The task: Reproduce every entry exactly as written.

═══ Information given ═══

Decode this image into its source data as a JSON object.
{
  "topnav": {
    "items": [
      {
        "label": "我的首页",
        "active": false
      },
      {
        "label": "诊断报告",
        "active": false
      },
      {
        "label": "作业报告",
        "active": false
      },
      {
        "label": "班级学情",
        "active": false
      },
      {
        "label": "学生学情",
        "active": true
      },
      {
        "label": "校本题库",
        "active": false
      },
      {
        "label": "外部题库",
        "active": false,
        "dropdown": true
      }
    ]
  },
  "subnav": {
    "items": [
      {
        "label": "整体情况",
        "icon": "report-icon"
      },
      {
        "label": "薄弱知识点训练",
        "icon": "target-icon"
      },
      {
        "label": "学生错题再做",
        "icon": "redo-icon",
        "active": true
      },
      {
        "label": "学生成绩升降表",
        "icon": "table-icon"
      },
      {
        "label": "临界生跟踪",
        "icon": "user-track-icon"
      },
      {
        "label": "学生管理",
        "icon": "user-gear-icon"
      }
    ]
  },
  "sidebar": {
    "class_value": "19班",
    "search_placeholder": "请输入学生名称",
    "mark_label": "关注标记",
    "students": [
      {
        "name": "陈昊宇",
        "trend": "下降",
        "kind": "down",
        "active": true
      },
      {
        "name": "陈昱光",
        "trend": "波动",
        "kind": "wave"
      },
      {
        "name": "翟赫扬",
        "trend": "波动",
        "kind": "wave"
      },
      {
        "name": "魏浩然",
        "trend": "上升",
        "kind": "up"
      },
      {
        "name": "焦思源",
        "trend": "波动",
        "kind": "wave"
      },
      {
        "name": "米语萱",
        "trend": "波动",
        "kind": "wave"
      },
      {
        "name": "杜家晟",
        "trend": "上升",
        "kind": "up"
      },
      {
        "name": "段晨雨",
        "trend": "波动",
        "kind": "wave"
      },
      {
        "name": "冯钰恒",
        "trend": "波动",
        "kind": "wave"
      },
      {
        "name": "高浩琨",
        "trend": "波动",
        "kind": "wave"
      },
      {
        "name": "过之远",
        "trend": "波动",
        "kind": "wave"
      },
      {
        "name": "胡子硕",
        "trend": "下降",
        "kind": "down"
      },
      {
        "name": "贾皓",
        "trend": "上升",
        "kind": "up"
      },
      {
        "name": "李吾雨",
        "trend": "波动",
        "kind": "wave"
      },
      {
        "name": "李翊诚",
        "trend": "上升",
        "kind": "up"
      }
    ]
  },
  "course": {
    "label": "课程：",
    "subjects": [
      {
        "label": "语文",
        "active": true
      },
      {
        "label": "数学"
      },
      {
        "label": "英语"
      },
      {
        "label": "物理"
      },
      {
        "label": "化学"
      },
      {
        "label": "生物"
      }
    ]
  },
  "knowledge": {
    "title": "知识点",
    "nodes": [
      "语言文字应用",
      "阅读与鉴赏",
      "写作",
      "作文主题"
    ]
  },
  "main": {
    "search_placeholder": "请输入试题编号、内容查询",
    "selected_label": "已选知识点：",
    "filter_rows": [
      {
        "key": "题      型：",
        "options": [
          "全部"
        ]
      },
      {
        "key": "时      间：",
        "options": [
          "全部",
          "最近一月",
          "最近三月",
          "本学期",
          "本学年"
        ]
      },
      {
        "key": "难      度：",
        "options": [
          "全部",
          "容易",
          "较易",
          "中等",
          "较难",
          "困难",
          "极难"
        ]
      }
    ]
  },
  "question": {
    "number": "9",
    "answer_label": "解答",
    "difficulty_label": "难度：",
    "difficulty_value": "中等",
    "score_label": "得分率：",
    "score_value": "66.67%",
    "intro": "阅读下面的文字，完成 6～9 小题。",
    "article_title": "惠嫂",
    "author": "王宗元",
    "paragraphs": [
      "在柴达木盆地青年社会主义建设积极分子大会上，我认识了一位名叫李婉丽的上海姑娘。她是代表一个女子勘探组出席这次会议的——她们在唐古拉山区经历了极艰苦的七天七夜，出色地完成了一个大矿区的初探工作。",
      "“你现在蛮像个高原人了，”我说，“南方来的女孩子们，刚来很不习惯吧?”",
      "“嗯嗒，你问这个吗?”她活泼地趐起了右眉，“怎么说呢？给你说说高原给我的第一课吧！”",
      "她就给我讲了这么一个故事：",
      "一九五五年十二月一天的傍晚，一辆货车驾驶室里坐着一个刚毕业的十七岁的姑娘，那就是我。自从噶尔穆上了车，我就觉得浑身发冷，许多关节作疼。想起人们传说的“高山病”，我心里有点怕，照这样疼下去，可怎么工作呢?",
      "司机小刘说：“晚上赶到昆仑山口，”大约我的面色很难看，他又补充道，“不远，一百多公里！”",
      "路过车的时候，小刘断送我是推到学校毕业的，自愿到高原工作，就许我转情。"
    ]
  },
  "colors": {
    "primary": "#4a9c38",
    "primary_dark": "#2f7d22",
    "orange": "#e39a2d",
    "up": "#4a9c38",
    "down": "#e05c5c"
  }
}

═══

Written response:
Decode this image into its source data as a JSON object.
{
  "topnav": {
    "items": [
      {
        "label": "我的首页",
        "active": false
      },
      {
        "label": "诊断报告",
        "active": false
      },
      {
        "label": "作业报告",
        "active": false
      },
      {
        "label": "班级学情",
        "active": false
      },
      {
        "label": "学生学情",
        "active": true
      },
      {
        "label": "校本题库",
        "active": false
      },
      {
        "label": "外部题库",
        "active": false,
        "dropdown": true
      }
    ]
  },
  "subnav": {
    "items": [
      {
        "label": "整体情况",
        "icon": "report-icon"
      },
      {
        "label": "薄弱知识点训练",
        "icon": "target-icon"
      },
      {
        "label": "学生错题再做",
        "icon": "redo-icon",
        "active": true
      },
      {
        "label": "学生成绩升降表",
        "icon": "table-icon"
      },
      {
        "label": "临界生跟踪",
        "icon": "user-track-icon"
      },
      {
        "label": "学生管理",
        "icon": "user-gear-icon"
      }
    ]
  },
  "sidebar": {
    "class_value": "19班",
    "search_placeholder": "请输入学生名称",
    "mark_label": "关注标记",
    "students": [
      {
        "name": "陈昊宇",
        "trend": "下降",
        "kind": "down",
        "active": true
      },
      {
        "name": "陈昱光",
        "trend": "波动",
        "kind": "wave"
      },
      {
        "name": "翟赫扬",
        "trend": "波动",
        "kind": "wave"
      },
      {
        "name": "魏浩然",
        "trend": "上升",
        "kind": "up"
      },
      {
        "name": "焦思源",
        "trend": "波动",
        "kind": "wave"
      },
      {
        "name": "米语萱",
        "trend": "波动",
        "kind": "wave"
      },
      {
        "name": "杜家晟",
        "trend": "上升",
        "kind": "up"
      },
      {
        "name": "段晨雨",
        "trend": "波动",
        "kind": "wave"
      },
      {
        "name": "冯钰恒",
        "trend": "波动",
        "kind": "wave"
      },
      {
        "name": "高浩琨",
        "trend": "波动",
        "kind": "wave"
      },
      {
        "name": "过之远",
        "trend": "波动",
        "kind": "wave"
      },
      {
        "name": "胡子硕",
        "trend": "下降",
        "kind": "down"
      },
      {
        "name": "贾皓",
        "trend": "上升",
        "kind": "up"
      },
      {
        "name": "李吾雨",
        "trend": "波动",
        "kind": "wave"
      },
      {
        "name": "李翊诚",
        "trend": "上升",
        "kind": "up"
      }
    ]
  },
  "course": {
    "label": "课程：",
    "subjects": [
      {
        "label": "语文",
        "active": true
      },
      {
        "label": "数学"
      },
      {
        "label": "英语"
      },
      {
        "label": "物理"
      },
      {
        "label": "化学"
      },
      {
        "label": "生物"
      }
    ]
  },
  "knowledge": {
    "title": "知识点",
    "nodes": [
      "语言文字应用",
      "阅读与鉴赏",
      "写作",
      "作文主题"
    ]
  },
  "main": {
    "search_placeholder": "请输入试题编号、内容查询",
    "selected_label": "已选知识点：",
    "filter_rows": [
      {
        "key": "题      型：",
        "options": [
          "全部"
        ]
      },
      {
        "key": "时      间：",
        "options": [
          "全部",
          "最近一月",
          "最近三月",
          "本学期",
          "本学年"
        ]
      },
      {
        "key": "难      度：",
        "options": [
          "全部",
          "容易",
          "较易",
          "中等",
          "较难",
          "困难",
          "极难"
        ]
      }
    ]
  },
  "question": {
    "number": "9",
    "answer_label": "解答",
    "difficulty_label": "难度：",
    "difficulty_value": "中等",
    "score_label": "得分率：",
    "score_value": "66.67%",
    "intro": "阅读下面的文字，完成 6～9 小题。",
    "article_title": "惠嫂",
    "author": "王宗元",
    "paragraphs": [
      "在柴达木盆地青年社会主义建设积极分子大会上，我认识了一位名叫李婉丽的上海姑娘。她是代表一个女子勘探组出席这次会议的——她们在唐古拉山区经历了极艰苦的七天七夜，出色地完成了一个大矿区的初探工作。",
      "“你现在蛮像个高原人了，”我说，“南方来的女孩子们，刚来很不习惯吧?”",
      "“嗯嗒，你问这个吗?”她活泼地趐起了右眉，“怎么说呢？给你说说高原给我的第一课吧！”",
      "她就给我讲了这么一个故事：",
      "一九五五年十二月一天的傍晚，一辆货车驾驶室里坐着一个刚毕业的十七岁的姑娘，那就是我。自从噶尔穆上了车，我就觉得浑身发冷，许多关节作疼。想起人们传说的“高山病”，我心里有点怕，照这样疼下去，可怎么工作呢?",
      "司机小刘说：“晚上赶到昆仑山口，”大约我的面色很难看，他又补充道，“不远，一百多公里！”",
      "路过车的时候，小刘断送我是推到学校毕业的，自愿到高原工作，就许我转情。"
    ]
  },
  "colors": {
    "primary": "#4a9c38",
    "primary_dark": "#2f7d22",
    "orange": "#e39a2d",
    "up": "#4a9c38",
    "down": "#e05c5c"
  }
}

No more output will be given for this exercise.